Back with her second feature at the Woodstock Film festival, award-winning director Mai Iskander captures the momentus rise of the Arab Spring in Words of Witness as it played out on the streets of Cairo through the eyes of 22-year-old fledgling reporter, Heba Afify. Heba disseminates her story via texts, Twitter and Facebook, while dealing with her parents’ worries and their view of what is appropriate behavior for a young Muslim girl.
Treva Wurmfeld’s Shepard & Dark is a different kind of documentary; it is an exploration of the enduring friendship between actor and director Sam Shepard and his best friend Johnny Dark, a quiet writer and archivist who works days behind the counter at a Santa Fe deli. A must-see for Shepard fans – if it is even possible to not be a Sam Shepard fan.
If you intend to go to the festival, do also check out the panel discussions which are usually lively, informative, and full of interesting guests. And for those who live for the score, there is the “Music in Film” panel which is moderated by Doreen Ringer Ross, V.P. of Film and TV Relations at BMI – panelists include director Amy Hecterling (Fast Times at Ridgemont High and Clueless) and composer David Kitay (Look Who’s Talking, Clueless, Scary Movie). On the “Actors Dialog” panel Oscar nominee and Golden Globe winner Sally Kirkland (star of WFF feature Archaeology of Women) will be joined by Brian Geraghty (The Hurt Locker, Jarhead and We Are Marshall) and John Pankow (Mad About You and the TV series Episodes) – both actors play roles in WFF features. Other panels deal with issues of raising funds, marketing, producing films in a multi-screen world, and crossover paradigms between film and television – the latter panel includes Timothy Hutton, star of Ordinary People and, currently, the hit TV series “Leverage.”
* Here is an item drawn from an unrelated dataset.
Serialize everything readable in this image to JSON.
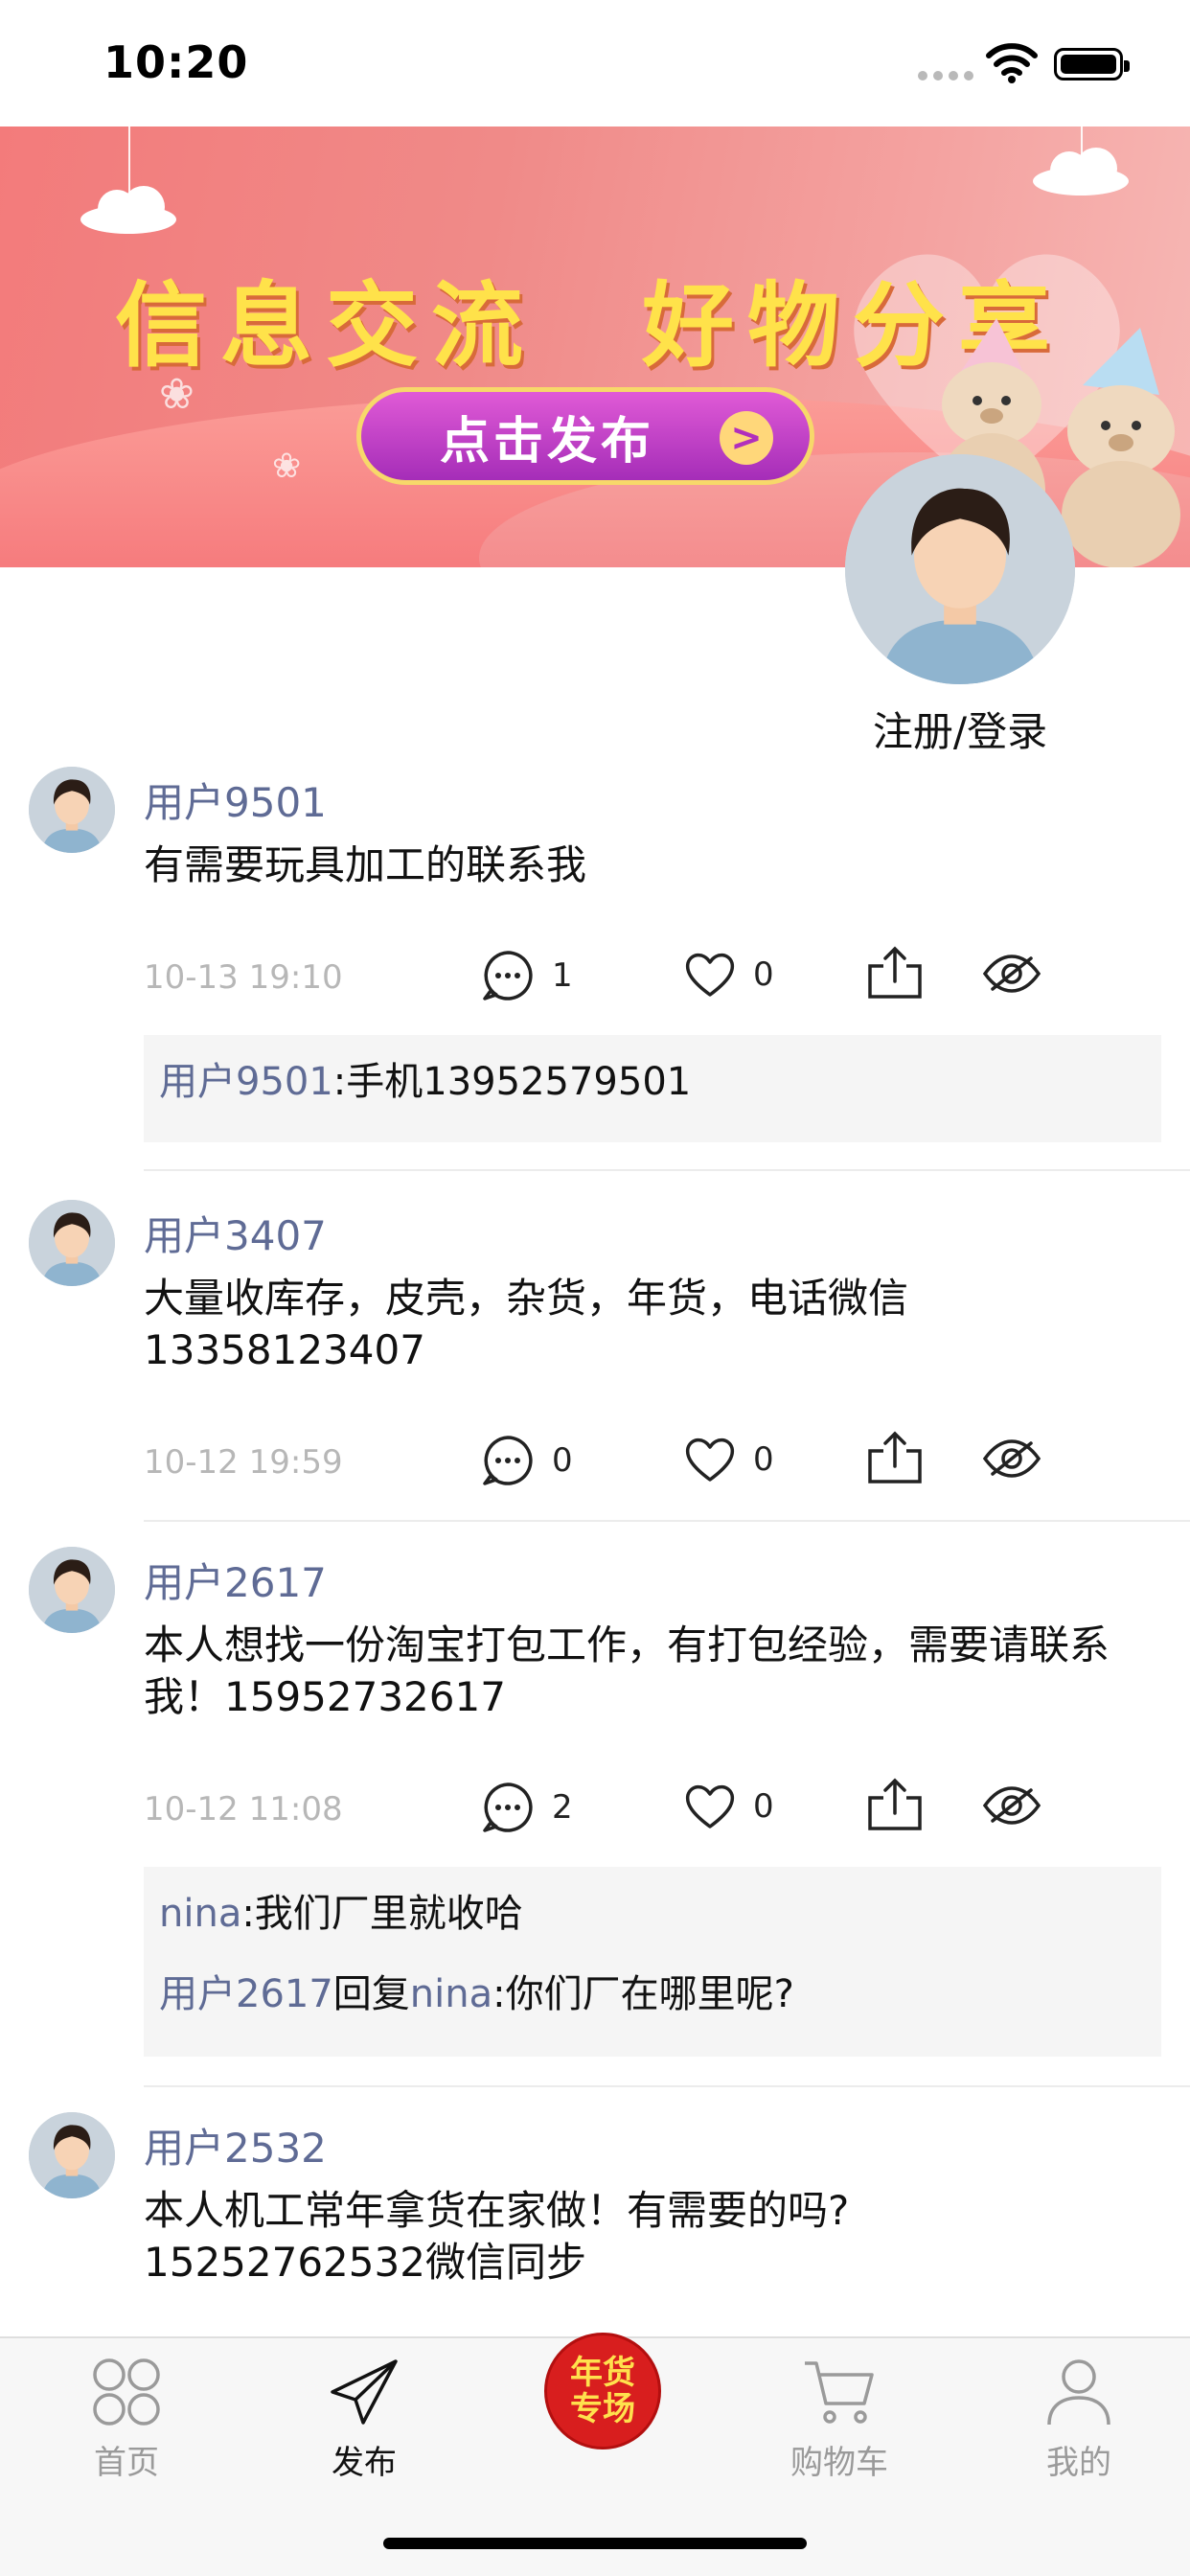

And finally, there are the parties and award ceremonies that all good festivals must have – this year the director Jonathan Demme (Silence of the Lambs, Philadelphia, and documentaries Jimmy Carter Man from Plains and I’m Carolyn Parker, among others) has already been announced as the winner of the coveted Maverick Award while NY State Congressman of 38 years, Maurice Hinchey, was honored with the “Spirit of Woodstock” award for his outstanding service to the state – that award was presented to Mr. Hinchey by actor Aidan Quinn.
The Woodstock Film Festival runs from
Wednesday October 10 through Sunday October 14
For information on schedules, venues, concerts, tickets and festival passes, please go to:
Unless otherwise indicated, photos are courtesy of the Woodstock Film Festival.
Claire Lambe is an Irish born painter whose works have been exhibited on both sides of the Atlantic; she is a graduate of the National College of Art and Design in Dublin and holds an MFA in painting from the City University of New York. Claire’s artwork can be seen at Hudson Valley Artists 2012 at the Dorsky Museum, SUNY New Paltz from June 23, 2012
In addition to her art-making, she is also the company manager and designer for The Woodstock Players Theater Company – as the company designer she is responsible for everything from the website to the set design.
Writing credits include contributing author to Teen Life in Europe (part of the Teen Life around the World series), and articles and reviews for this publication.
Claire Lambe: Artworks